WHAT IS REQUIRED >>
Once the line containing "Serialize everything readable" is found, please copy it and all lines after it through the end of the records, exactly, leaving out pictures.

MATERIAL SHOWN START

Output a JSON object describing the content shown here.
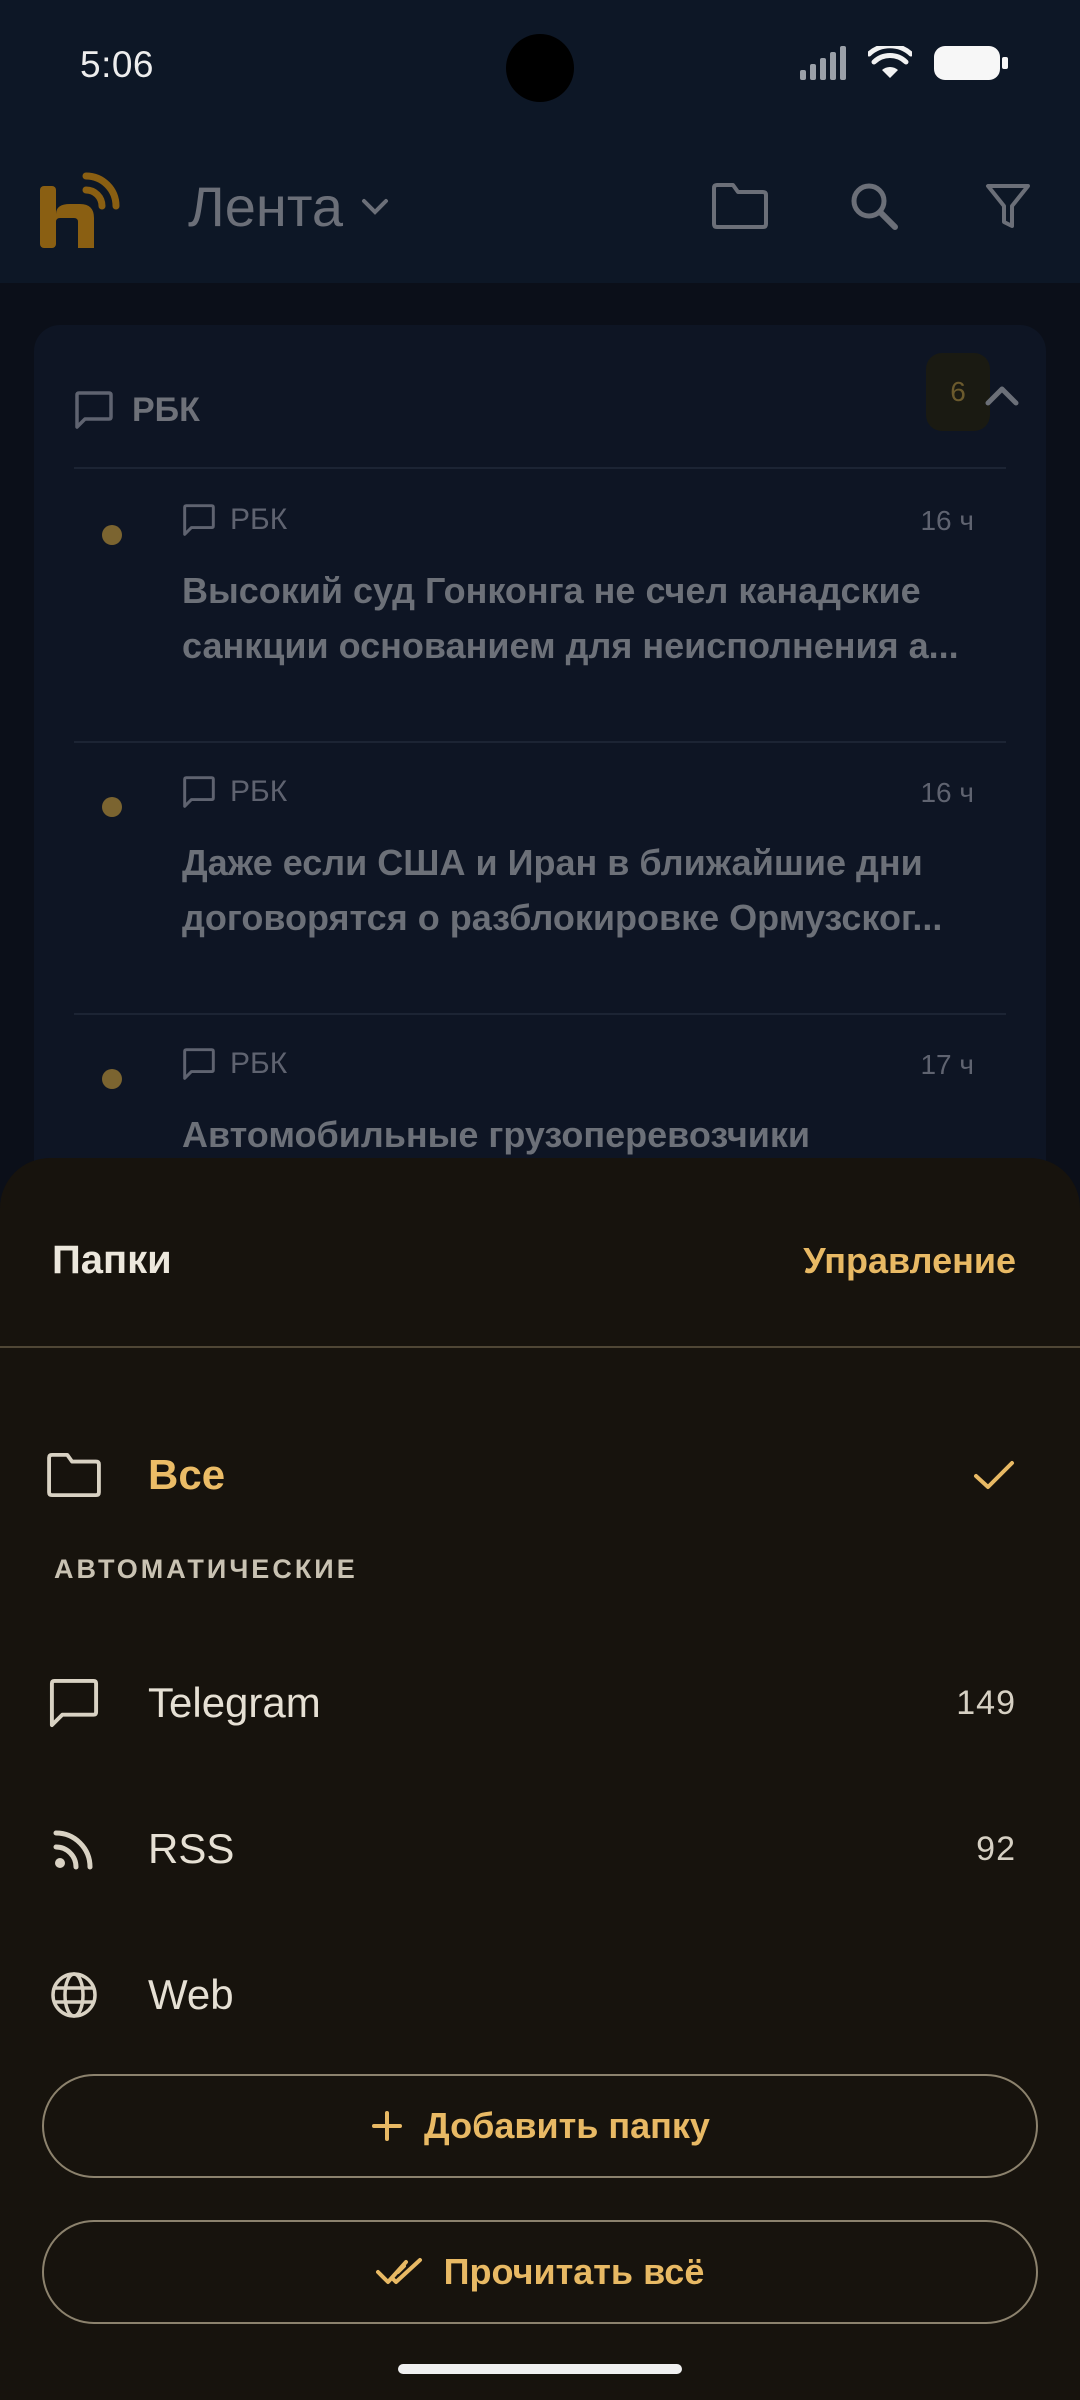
{
  "status": {
    "time": "5:06"
  },
  "appbar": {
    "title": "Лента",
    "icons": [
      "app-logo",
      "chevron-down-icon",
      "folder-icon",
      "search-icon",
      "filter-icon"
    ]
  },
  "group": {
    "title": "РБК",
    "count": "6",
    "items": [
      {
        "source": "РБК",
        "ago": "16 ч",
        "line1": "Высокий суд Гонконга не счел канадские",
        "line2": "санкции основанием для неисполнения а..."
      },
      {
        "source": "РБК",
        "ago": "16 ч",
        "line1": "Даже если США и Иран в ближайшие дни",
        "line2": "договорятся о разблокировке Ормузског..."
      },
      {
        "source": "РБК",
        "ago": "17 ч",
        "line1": "Автомобильные грузоперевозчики",
        "line2": ""
      }
    ]
  },
  "sheet": {
    "title": "Папки",
    "manage": "Управление",
    "all_label": "Все",
    "section_caption": "АВТОМАТИЧЕСКИЕ",
    "folders": [
      {
        "label": "Telegram",
        "count": "149",
        "icon": "chat-icon"
      },
      {
        "label": "RSS",
        "count": "92",
        "icon": "rss-icon"
      },
      {
        "label": "Web",
        "count": "",
        "icon": "globe-icon"
      }
    ],
    "add_folder": "Добавить папку",
    "read_all": "Прочитать всё"
  },
  "colors": {
    "accent": "#e8b964",
    "sheet_bg": "#17130d",
    "screen_bg": "#0b0f19"
  }
}
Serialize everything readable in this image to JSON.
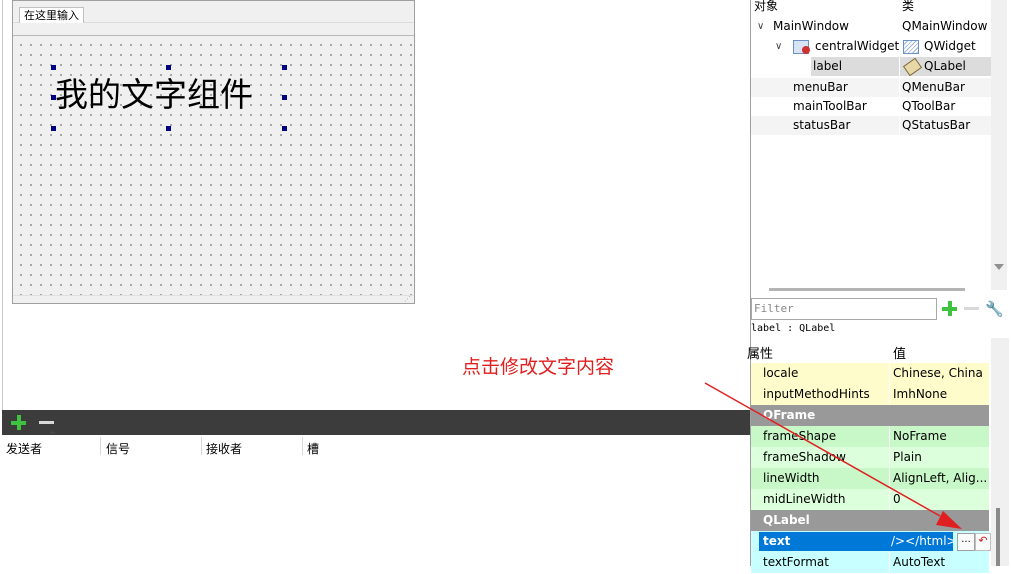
{
  "form": {
    "menu_item": "在这里输入",
    "label_text": "我的文字组件"
  },
  "annotation": {
    "text": "点击修改文字内容",
    "color": "#e02020"
  },
  "signal_editor": {
    "columns": [
      "发送者",
      "信号",
      "接收者",
      "槽"
    ]
  },
  "object_inspector": {
    "header": {
      "object": "对象",
      "class": "类"
    },
    "rows": [
      {
        "name": "MainWindow",
        "class": "QMainWindow"
      },
      {
        "name": "centralWidget",
        "class": "QWidget"
      },
      {
        "name": "label",
        "class": "QLabel"
      },
      {
        "name": "menuBar",
        "class": "QMenuBar"
      },
      {
        "name": "mainToolBar",
        "class": "QToolBar"
      },
      {
        "name": "statusBar",
        "class": "QStatusBar"
      }
    ]
  },
  "property_editor": {
    "filter_placeholder": "Filter",
    "object_label": "label : QLabel",
    "header": {
      "property": "属性",
      "value": "值"
    },
    "rows": [
      {
        "name": "locale",
        "value": "Chinese, China"
      },
      {
        "name": "inputMethodHints",
        "value": "ImhNone"
      },
      {
        "group": "QFrame"
      },
      {
        "name": "frameShape",
        "value": "NoFrame"
      },
      {
        "name": "frameShadow",
        "value": "Plain"
      },
      {
        "name": "lineWidth",
        "value": "AlignLeft, Alig..."
      },
      {
        "name": "midLineWidth",
        "value": "0"
      },
      {
        "group": "QLabel"
      },
      {
        "name": "text",
        "value": "/></html>"
      },
      {
        "name": "textFormat",
        "value": "AutoText"
      }
    ],
    "ellipsis_label": "...",
    "reset_label": "↶"
  },
  "colors": {
    "selection": "#0078d7",
    "group_header": "#999999",
    "signal_toolbar": "#3c3c3c",
    "handle": "#000080"
  }
}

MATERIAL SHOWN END

WRITTEN SOLUTION >>
Serialize everything readable in this image to JSON.
{
  "form": {
    "menu_item": "在这里输入",
    "label_text": "我的文字组件"
  },
  "annotation": {
    "text": "点击修改文字内容",
    "color": "#e02020"
  },
  "signal_editor": {
    "columns": [
      "发送者",
      "信号",
      "接收者",
      "槽"
    ]
  },
  "object_inspector": {
    "header": {
      "object": "对象",
      "class": "类"
    },
    "rows": [
      {
        "name": "MainWindow",
        "class": "QMainWindow"
      },
      {
        "name": "centralWidget",
        "class": "QWidget"
      },
      {
        "name": "label",
        "class": "QLabel"
      },
      {
        "name": "menuBar",
        "class": "QMenuBar"
      },
      {
        "name": "mainToolBar",
        "class": "QToolBar"
      },
      {
        "name": "statusBar",
        "class": "QStatusBar"
      }
    ]
  },
  "property_editor": {
    "filter_placeholder": "Filter",
    "object_label": "label : QLabel",
    "header": {
      "property": "属性",
      "value": "值"
    },
    "rows": [
      {
        "name": "locale",
        "value": "Chinese, China"
      },
      {
        "name": "inputMethodHints",
        "value": "ImhNone"
      },
      {
        "group": "QFrame"
      },
      {
        "name": "frameShape",
        "value": "NoFrame"
      },
      {
        "name": "frameShadow",
        "value": "Plain"
      },
      {
        "name": "lineWidth",
        "value": "AlignLeft, Alig..."
      },
      {
        "name": "midLineWidth",
        "value": "0"
      },
      {
        "group": "QLabel"
      },
      {
        "name": "text",
        "value": "/></html>"
      },
      {
        "name": "textFormat",
        "value": "AutoText"
      }
    ],
    "ellipsis_label": "...",
    "reset_label": "↶"
  },
  "colors": {
    "selection": "#0078d7",
    "group_header": "#999999",
    "signal_toolbar": "#3c3c3c",
    "handle": "#000080"
  }
}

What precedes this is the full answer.